Often a player will attempt to lead Drake out of cover and through an entrance, only to have him spin across the opening and to the other side where he slips back into cover. Another attempt could send him spinning back to where he started. Several attempts later Drake, presumably weary and dizzy at this point, may actually make it down the hallway. What seems like a small problem becomes a rather large one when several men with shotguns bear down on our hero.
Since mowing down a limited type of enemy can get repetitive, "Uncharted 2" also features a few engaging combat sequences where Drake fights from moving trains and trucks to raise some pulses.
The larger problem with the combat comes in the seemingly unnecessary "boss" fights. No one is saying "Uncharted 2" is a realistic game -- Drake will likely be shot hundreds of times over the course of the game with no ill effects -- but when suddenly one enemy can survive repeated shots to the face simply because he is a "boss" seems out of place in a game that is otherwise so consistent.
The strategy makes sense when Drake is battling, say, a helicopter, but not a mercenary officer. It only makes sense again once the story takes a supernatural turn.
The game's greatest limitation is undoubtedly its strict linear nature, especially when it comes to the climbing sections. While many games are linear, most offer at least a couple ways to get from here to there. In "Uncharted 2," not only can you not go another way, but the game physically limits you from trying.

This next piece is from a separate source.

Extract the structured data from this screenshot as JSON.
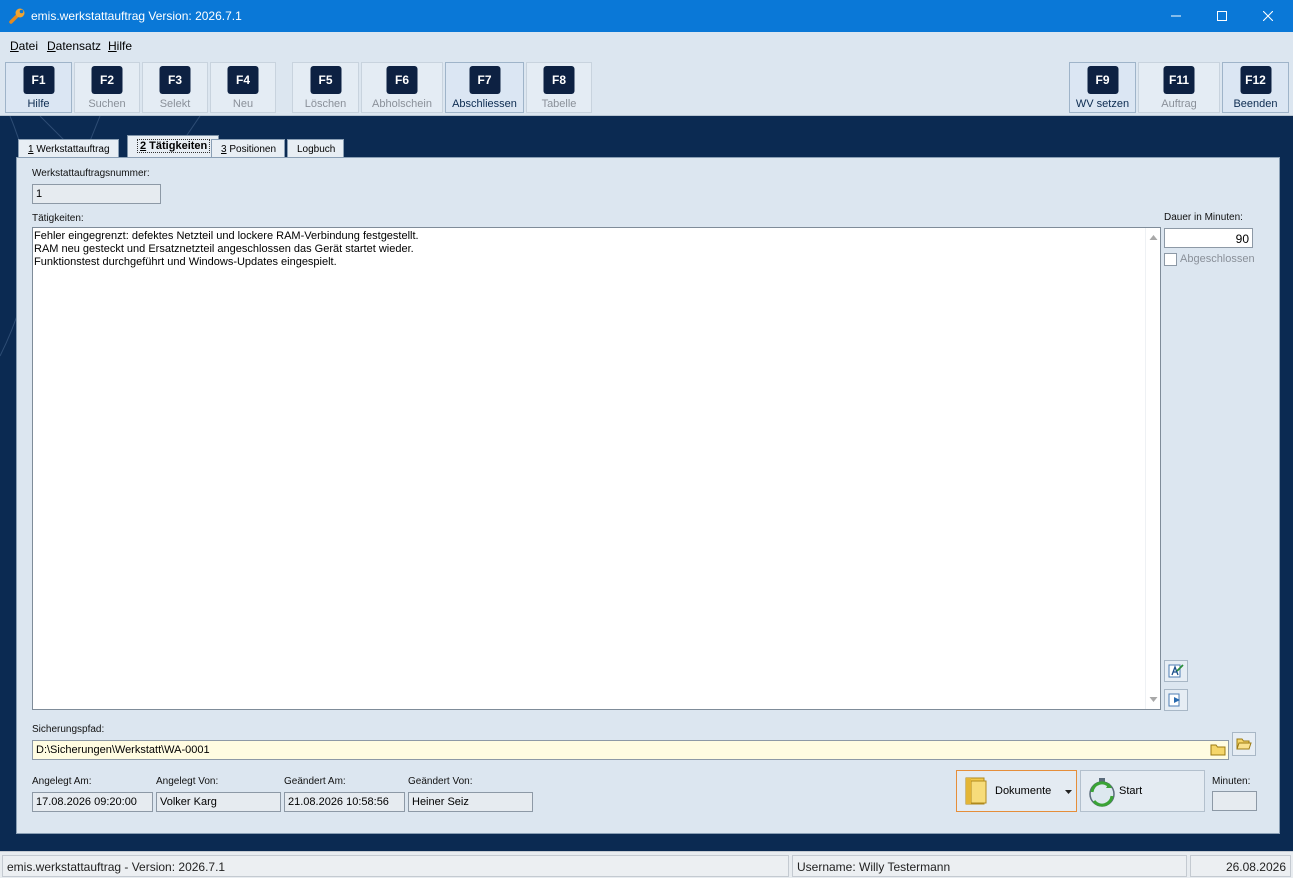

When Drake is hanging from a ledge in a Nepalese village for instance, the player may think that a ledge is close enough to jump to, but unless it actually is, the jump cannot be attempted. While this makes for far fewer deaths due to a player's misjudgments, it also takes the adventures out of the climb.
Often there is only one direction Drake's arm reaches -- meaning he can complete the jump -- and even if the player has no idea why he'd want to go that way, he does because there's no other option.

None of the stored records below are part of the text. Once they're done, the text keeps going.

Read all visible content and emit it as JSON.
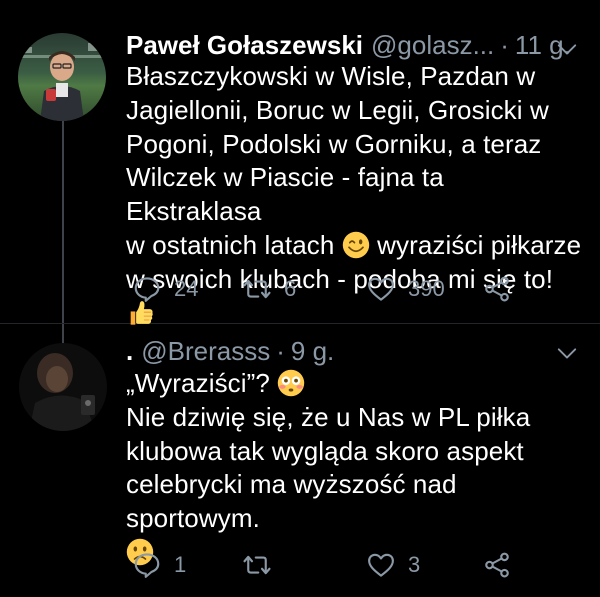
{
  "tweets": [
    {
      "display_name": "Paweł Gołaszewski",
      "handle": "@golasz...",
      "separator": "·",
      "time": "11 g.",
      "text_lines": [
        "Błaszczykowski w Wisle, Pazdan w",
        "Jagiellonii, Boruc w Legii, Grosicki w",
        "Pogoni, Podolski w Gorniku, a teraz",
        "Wilczek w Piascie - fajna ta Ekstraklasa",
        "w ostatnich latach",
        "wyraziści piłkarze",
        "w swoich klubach - podoba mi się to!"
      ],
      "emojis": [
        "winking-face-emoji",
        "thumbs-up-emoji"
      ],
      "reply_count": "24",
      "retweet_count": "6",
      "like_count": "390"
    },
    {
      "display_name": ".",
      "handle": "@Brerasss",
      "separator": "·",
      "time": "9 g.",
      "text_lines": [
        "„Wyraziści”?",
        "Nie dziwię się, że u Nas w PL piłka",
        "klubowa tak wygląda skoro aspekt",
        "celebrycki ma wyższość nad sportowym."
      ],
      "emojis": [
        "flushed-face-emoji",
        "slightly-frowning-face-emoji"
      ],
      "reply_count": "1",
      "retweet_count": "",
      "like_count": "3"
    }
  ],
  "colors": {
    "background": "#000000",
    "text": "#ffffff",
    "secondary": "#8b98a5",
    "divider": "#22262a",
    "thread_line": "#3d4349",
    "emoji_yellow": "#ffcc4d"
  }
}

On the ground it's a little better, but not much. Drake is afforded a few options in the more open sections, but choke points force entrance and exits pretty clearly. Drake cannot explore far off the obvious trail, meaning several of the game's "hidden treasures" are usually within a few strides. For a game based on exploring and treasure hunting, players will have a hard time doing both.
For what is decidedly a first-person adventure game, "Uncharted 2" features an impressively robust multiplayer option. With a battery of add-ons and upgrades, the multiplayer version of the game allows the player much more customization.
The gun play and cover system translate well into multiplayer, giving the cooperative and death match modes added depth. The cooperative levels take place in the same places Drake climbed and shot his way through in the single player version, but are tailored for teamwork in combat.
Visually speaking, the game is gorgeous. From a moonlit boat ride in Turkey to dangling precariously off a ledge in a Nepalese village at sunset, players will often be caught of guard by the landscape at Drake's back.
The game's many cut scenes often roll right into the action -- sometimes literally -- so the player is actually playing with the incredible graphics they just witnessed during a cinematic crash or rescue.
With some of the best beauty and brains of any Playstation 3 title to date, "Uncharted 2" is its own treasure for adventure-lovers this year.